▸ **Recorded information**:
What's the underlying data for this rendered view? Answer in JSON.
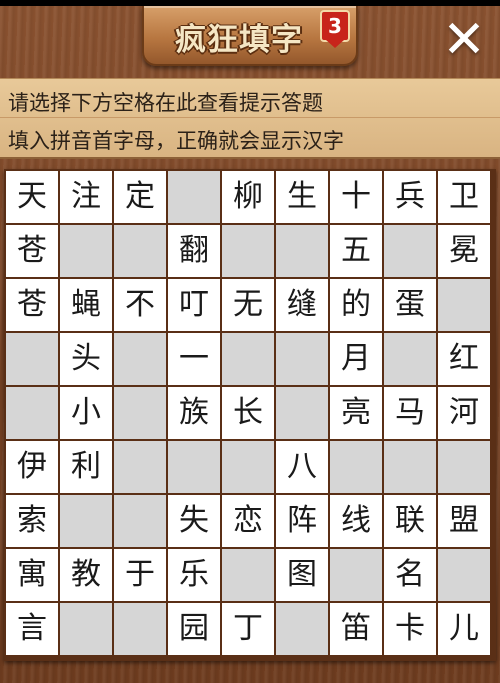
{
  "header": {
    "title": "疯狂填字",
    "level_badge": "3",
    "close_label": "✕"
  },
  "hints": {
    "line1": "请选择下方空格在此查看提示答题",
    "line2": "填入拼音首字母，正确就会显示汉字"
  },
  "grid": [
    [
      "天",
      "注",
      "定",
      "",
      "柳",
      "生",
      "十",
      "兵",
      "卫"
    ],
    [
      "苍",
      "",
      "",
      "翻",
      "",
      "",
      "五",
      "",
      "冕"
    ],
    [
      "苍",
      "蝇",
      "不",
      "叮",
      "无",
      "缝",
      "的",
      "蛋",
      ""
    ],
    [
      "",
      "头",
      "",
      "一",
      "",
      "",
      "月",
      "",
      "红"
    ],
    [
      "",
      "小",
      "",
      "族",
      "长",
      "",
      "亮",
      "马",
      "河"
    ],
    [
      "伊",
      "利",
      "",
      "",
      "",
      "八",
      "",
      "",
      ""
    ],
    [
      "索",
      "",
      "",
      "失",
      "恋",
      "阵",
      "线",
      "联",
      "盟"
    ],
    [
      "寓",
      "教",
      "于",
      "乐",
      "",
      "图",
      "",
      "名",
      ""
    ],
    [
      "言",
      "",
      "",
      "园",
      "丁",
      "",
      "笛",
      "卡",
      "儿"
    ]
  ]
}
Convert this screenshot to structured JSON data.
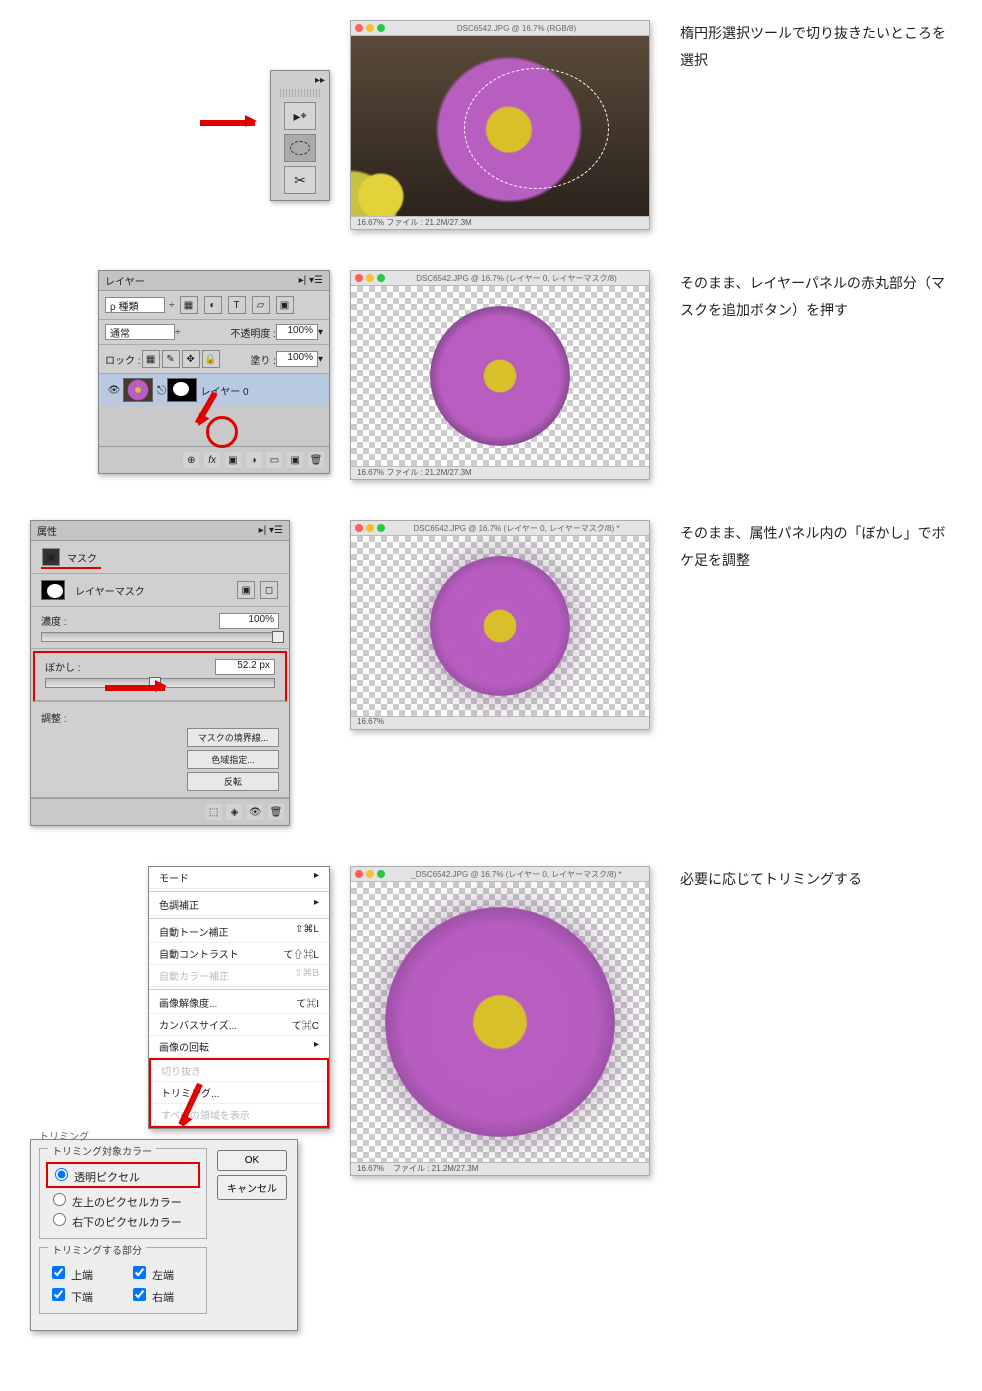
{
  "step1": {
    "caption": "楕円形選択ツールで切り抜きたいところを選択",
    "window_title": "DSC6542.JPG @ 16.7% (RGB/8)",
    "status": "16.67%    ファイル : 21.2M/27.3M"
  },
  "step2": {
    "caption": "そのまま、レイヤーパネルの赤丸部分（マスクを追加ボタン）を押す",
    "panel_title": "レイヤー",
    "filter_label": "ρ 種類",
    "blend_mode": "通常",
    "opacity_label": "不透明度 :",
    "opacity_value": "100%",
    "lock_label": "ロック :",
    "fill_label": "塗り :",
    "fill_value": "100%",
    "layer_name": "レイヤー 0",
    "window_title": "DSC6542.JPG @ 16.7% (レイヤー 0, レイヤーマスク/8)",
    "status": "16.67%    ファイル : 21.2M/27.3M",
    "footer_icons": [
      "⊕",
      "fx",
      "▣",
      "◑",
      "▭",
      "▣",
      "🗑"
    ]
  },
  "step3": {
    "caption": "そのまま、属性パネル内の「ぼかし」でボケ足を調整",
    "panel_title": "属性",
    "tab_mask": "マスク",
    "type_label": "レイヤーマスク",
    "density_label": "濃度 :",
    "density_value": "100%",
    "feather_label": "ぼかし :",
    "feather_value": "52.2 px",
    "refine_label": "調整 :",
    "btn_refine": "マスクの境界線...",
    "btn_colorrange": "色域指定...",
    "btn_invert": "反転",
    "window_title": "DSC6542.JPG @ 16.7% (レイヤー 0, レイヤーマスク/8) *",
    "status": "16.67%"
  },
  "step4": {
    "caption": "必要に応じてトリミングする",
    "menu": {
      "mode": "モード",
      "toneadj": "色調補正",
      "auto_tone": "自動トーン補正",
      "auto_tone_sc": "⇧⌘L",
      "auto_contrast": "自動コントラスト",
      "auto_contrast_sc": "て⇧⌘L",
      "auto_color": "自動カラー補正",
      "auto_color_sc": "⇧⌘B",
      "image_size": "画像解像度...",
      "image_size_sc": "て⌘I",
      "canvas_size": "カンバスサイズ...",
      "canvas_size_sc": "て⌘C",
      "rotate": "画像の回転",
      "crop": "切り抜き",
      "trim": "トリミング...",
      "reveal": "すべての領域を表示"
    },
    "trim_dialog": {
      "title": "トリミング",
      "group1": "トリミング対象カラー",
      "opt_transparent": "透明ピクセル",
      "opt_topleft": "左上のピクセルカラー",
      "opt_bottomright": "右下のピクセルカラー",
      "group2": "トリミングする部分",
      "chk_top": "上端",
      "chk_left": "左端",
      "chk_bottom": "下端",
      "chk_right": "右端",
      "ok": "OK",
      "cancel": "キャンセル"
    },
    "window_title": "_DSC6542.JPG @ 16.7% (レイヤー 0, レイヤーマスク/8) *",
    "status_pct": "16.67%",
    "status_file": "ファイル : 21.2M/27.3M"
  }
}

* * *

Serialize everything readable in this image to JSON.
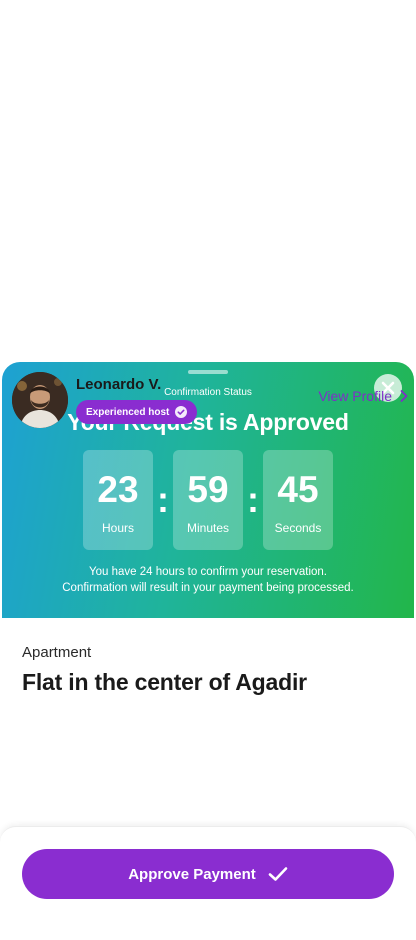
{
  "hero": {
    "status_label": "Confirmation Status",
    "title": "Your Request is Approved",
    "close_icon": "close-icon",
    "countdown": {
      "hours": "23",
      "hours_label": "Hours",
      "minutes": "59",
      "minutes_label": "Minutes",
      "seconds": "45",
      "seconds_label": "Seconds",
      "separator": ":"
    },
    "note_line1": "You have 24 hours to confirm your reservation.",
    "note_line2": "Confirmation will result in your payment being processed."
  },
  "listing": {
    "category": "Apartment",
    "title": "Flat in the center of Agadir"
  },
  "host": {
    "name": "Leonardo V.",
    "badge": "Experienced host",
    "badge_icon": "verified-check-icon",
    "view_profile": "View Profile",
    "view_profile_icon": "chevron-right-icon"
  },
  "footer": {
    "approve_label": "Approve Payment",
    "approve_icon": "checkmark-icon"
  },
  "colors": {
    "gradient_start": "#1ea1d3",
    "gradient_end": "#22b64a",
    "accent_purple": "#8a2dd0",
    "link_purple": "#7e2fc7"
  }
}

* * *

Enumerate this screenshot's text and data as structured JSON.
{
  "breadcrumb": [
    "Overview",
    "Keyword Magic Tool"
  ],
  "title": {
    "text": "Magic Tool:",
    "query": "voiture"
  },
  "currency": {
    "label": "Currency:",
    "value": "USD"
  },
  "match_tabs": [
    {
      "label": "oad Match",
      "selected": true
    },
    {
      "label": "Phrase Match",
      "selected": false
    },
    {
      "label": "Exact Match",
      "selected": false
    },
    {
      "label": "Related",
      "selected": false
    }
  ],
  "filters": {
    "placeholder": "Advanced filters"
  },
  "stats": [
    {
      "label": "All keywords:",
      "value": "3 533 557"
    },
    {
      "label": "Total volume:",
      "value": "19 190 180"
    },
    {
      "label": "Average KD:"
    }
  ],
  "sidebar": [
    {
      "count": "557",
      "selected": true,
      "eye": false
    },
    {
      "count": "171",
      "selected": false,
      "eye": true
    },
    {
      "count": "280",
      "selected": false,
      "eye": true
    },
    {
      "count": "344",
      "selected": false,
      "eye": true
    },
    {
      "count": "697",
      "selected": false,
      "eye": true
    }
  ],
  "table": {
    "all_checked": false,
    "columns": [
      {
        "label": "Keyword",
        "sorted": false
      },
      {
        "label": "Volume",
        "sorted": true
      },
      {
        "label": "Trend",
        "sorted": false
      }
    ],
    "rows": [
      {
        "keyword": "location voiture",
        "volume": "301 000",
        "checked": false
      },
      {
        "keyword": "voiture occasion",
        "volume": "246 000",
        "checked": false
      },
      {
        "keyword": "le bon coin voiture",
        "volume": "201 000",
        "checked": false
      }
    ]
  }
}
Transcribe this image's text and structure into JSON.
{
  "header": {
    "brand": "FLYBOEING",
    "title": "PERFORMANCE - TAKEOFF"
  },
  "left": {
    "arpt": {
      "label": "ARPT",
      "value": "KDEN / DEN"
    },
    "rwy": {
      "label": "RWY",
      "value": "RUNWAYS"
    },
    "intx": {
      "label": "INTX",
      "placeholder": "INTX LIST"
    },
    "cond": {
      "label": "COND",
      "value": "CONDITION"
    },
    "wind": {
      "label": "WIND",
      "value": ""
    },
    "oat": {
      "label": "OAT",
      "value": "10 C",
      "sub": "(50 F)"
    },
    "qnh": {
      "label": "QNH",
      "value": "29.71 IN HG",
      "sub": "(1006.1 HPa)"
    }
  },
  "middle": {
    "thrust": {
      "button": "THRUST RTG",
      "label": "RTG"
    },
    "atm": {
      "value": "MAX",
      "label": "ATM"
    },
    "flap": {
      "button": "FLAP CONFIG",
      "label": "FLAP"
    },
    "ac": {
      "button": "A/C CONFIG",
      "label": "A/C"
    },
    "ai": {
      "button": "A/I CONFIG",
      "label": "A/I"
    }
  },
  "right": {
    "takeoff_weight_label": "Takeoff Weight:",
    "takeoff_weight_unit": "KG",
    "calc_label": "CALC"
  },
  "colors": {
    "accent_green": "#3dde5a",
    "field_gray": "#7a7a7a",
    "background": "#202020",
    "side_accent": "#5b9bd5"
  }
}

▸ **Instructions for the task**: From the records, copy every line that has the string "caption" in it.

▸ **Written answer**:
    "caption": "楕円形選択ツールで切り抜きたいところを選択",
    "caption": "そのまま、レイヤーパネルの赤丸部分（マスクを追加ボタン）を押す",
    "caption": "そのまま、属性パネル内の「ぼかし」でボケ足を調整",
    "caption": "必要に応じてトリミングする",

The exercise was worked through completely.